### [WORK REQUIRED]
Across the entries that follow, how many lines have the word "JSON" in them? Give only the number.

### [DATA RECORDS]
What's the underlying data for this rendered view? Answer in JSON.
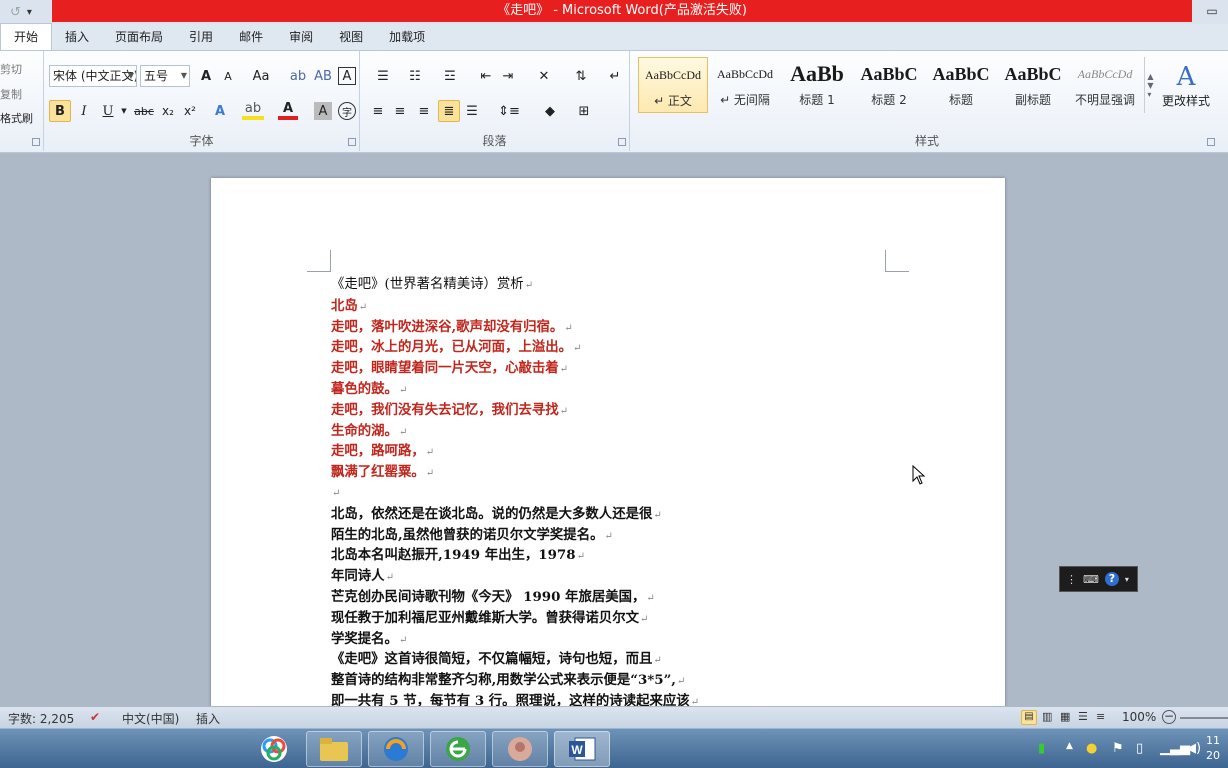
{
  "window": {
    "title": "《走吧》 - Microsoft Word(产品激活失败)",
    "minimize_glyph": "▭",
    "qat": {
      "undo_glyph": "↺",
      "customize_glyph": "▾"
    }
  },
  "tabs": [
    "开始",
    "插入",
    "页面布局",
    "引用",
    "邮件",
    "审阅",
    "视图",
    "加载项"
  ],
  "ribbon": {
    "clipboard": {
      "cut": "剪切",
      "copy": "复制",
      "format_painter": "格式刷"
    },
    "font": {
      "label": "字体",
      "font_name": "宋体 (中文正文)",
      "font_size": "五号",
      "grow": "A",
      "shrink": "A",
      "change_case": "Aa",
      "bold": "B",
      "italic": "I",
      "underline": "U",
      "strike": "abc",
      "subscript": "x₂",
      "superscript": "x²",
      "text_effects": "A",
      "highlight": "ab",
      "font_color": "A",
      "char_shading": "A",
      "enclose": "字"
    },
    "paragraph": {
      "label": "段落"
    },
    "styles": {
      "label": "样式",
      "items": [
        {
          "sample": "AaBbCcDd",
          "name": "↵ 正文"
        },
        {
          "sample": "AaBbCcDd",
          "name": "↵ 无间隔"
        },
        {
          "sample": "AaBb",
          "name": "标题 1"
        },
        {
          "sample": "AaBbC",
          "name": "标题 2"
        },
        {
          "sample": "AaBbC",
          "name": "标题"
        },
        {
          "sample": "AaBbC",
          "name": "副标题"
        },
        {
          "sample": "AaBbCcDd",
          "name": "不明显强调"
        }
      ],
      "change_styles": "更改样式"
    }
  },
  "document": {
    "lines": [
      {
        "text": "《走吧》(世界著名精美诗）赏析",
        "style": "norm"
      },
      {
        "text": "北岛",
        "style": "red"
      },
      {
        "text": "走吧，落叶吹进深谷,歌声却没有归宿。",
        "style": "red"
      },
      {
        "text": "走吧，冰上的月光，已从河面，上溢出。",
        "style": "red"
      },
      {
        "text": "走吧，眼睛望着同一片天空，心敲击着",
        "style": "red"
      },
      {
        "text": "暮色的鼓。",
        "style": "red"
      },
      {
        "text": "走吧，我们没有失去记忆，我们去寻找",
        "style": "red"
      },
      {
        "text": "生命的湖。",
        "style": "red"
      },
      {
        "text": "走吧，路呵路，",
        "style": "red"
      },
      {
        "text": "飘满了红罂粟。",
        "style": "red"
      },
      {
        "text": "",
        "style": "norm"
      },
      {
        "text": "北岛，依然还是在谈北岛。说的仍然是大多数人还是很",
        "style": "blk"
      },
      {
        "text": "陌生的北岛,虽然他曾获的诺贝尔文学奖提名。",
        "style": "blk"
      },
      {
        "text": "北岛本名叫赵振开,1949 年出生，1978",
        "style": "blk"
      },
      {
        "text": "年同诗人",
        "style": "blk"
      },
      {
        "text": "芒克创办民间诗歌刊物《今天》 1990 年旅居美国，",
        "style": "blk"
      },
      {
        "text": "现任教于加利福尼亚州戴维斯大学。曾获得诺贝尔文",
        "style": "blk"
      },
      {
        "text": "学奖提名。",
        "style": "blk"
      },
      {
        "text": "《走吧》这首诗很简短，不仅篇幅短，诗句也短，而且",
        "style": "blk"
      },
      {
        "text": "整首诗的结构非常整齐匀称,用数学公式来表示便是“3*5”,",
        "style": "blk"
      },
      {
        "text": "即一共有 5 节，每节有 3 行。照理说，这样的诗读起来应该",
        "style": "blk"
      }
    ],
    "para_mark": "↵"
  },
  "status": {
    "word_count": "字数: 2,205",
    "language": "中文(中国)",
    "insert_mode": "插入",
    "zoom": "100%"
  },
  "taskbar": {
    "clock_line1": "11",
    "clock_line2": "20"
  }
}
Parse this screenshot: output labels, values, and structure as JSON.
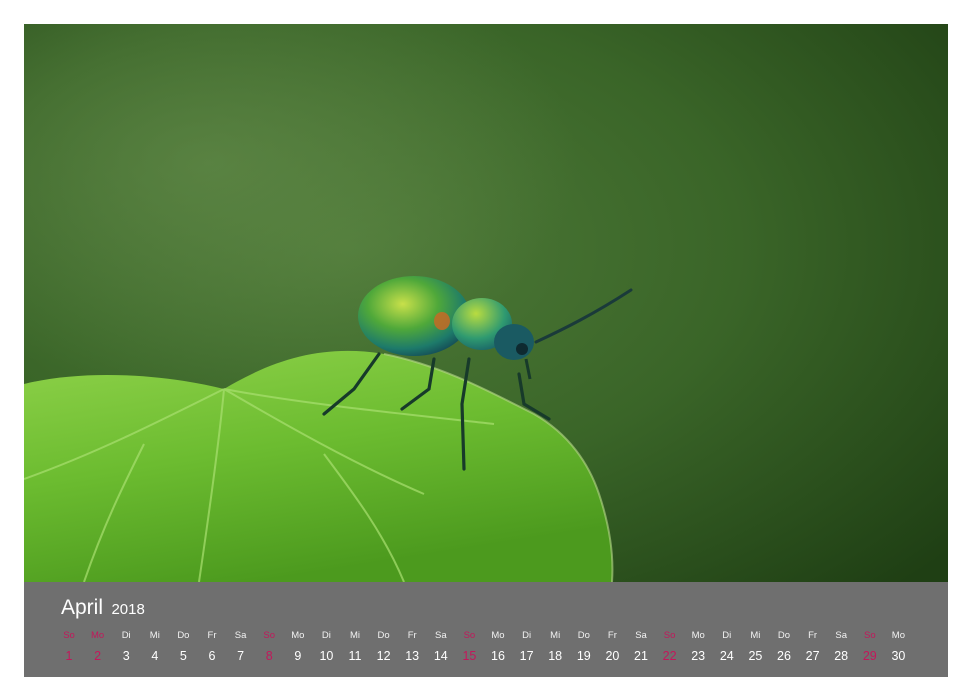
{
  "calendar": {
    "month": "April",
    "year": "2018",
    "days": [
      {
        "abbr": "So",
        "num": "1",
        "red": true
      },
      {
        "abbr": "Mo",
        "num": "2",
        "red": true
      },
      {
        "abbr": "Di",
        "num": "3",
        "red": false
      },
      {
        "abbr": "Mi",
        "num": "4",
        "red": false
      },
      {
        "abbr": "Do",
        "num": "5",
        "red": false
      },
      {
        "abbr": "Fr",
        "num": "6",
        "red": false
      },
      {
        "abbr": "Sa",
        "num": "7",
        "red": false
      },
      {
        "abbr": "So",
        "num": "8",
        "red": true
      },
      {
        "abbr": "Mo",
        "num": "9",
        "red": false
      },
      {
        "abbr": "Di",
        "num": "10",
        "red": false
      },
      {
        "abbr": "Mi",
        "num": "11",
        "red": false
      },
      {
        "abbr": "Do",
        "num": "12",
        "red": false
      },
      {
        "abbr": "Fr",
        "num": "13",
        "red": false
      },
      {
        "abbr": "Sa",
        "num": "14",
        "red": false
      },
      {
        "abbr": "So",
        "num": "15",
        "red": true
      },
      {
        "abbr": "Mo",
        "num": "16",
        "red": false
      },
      {
        "abbr": "Di",
        "num": "17",
        "red": false
      },
      {
        "abbr": "Mi",
        "num": "18",
        "red": false
      },
      {
        "abbr": "Do",
        "num": "19",
        "red": false
      },
      {
        "abbr": "Fr",
        "num": "20",
        "red": false
      },
      {
        "abbr": "Sa",
        "num": "21",
        "red": false
      },
      {
        "abbr": "So",
        "num": "22",
        "red": true
      },
      {
        "abbr": "Mo",
        "num": "23",
        "red": false
      },
      {
        "abbr": "Di",
        "num": "24",
        "red": false
      },
      {
        "abbr": "Mi",
        "num": "25",
        "red": false
      },
      {
        "abbr": "Do",
        "num": "26",
        "red": false
      },
      {
        "abbr": "Fr",
        "num": "27",
        "red": false
      },
      {
        "abbr": "Sa",
        "num": "28",
        "red": false
      },
      {
        "abbr": "So",
        "num": "29",
        "red": true
      },
      {
        "abbr": "Mo",
        "num": "30",
        "red": false
      }
    ]
  },
  "colors": {
    "strip_background": "#6f6f6f",
    "highlight_day": "#c2185b",
    "background_green": "#2e5a1e",
    "leaf_green": "#6fbf3a"
  }
}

### [WRITTEN RESPONSE]
2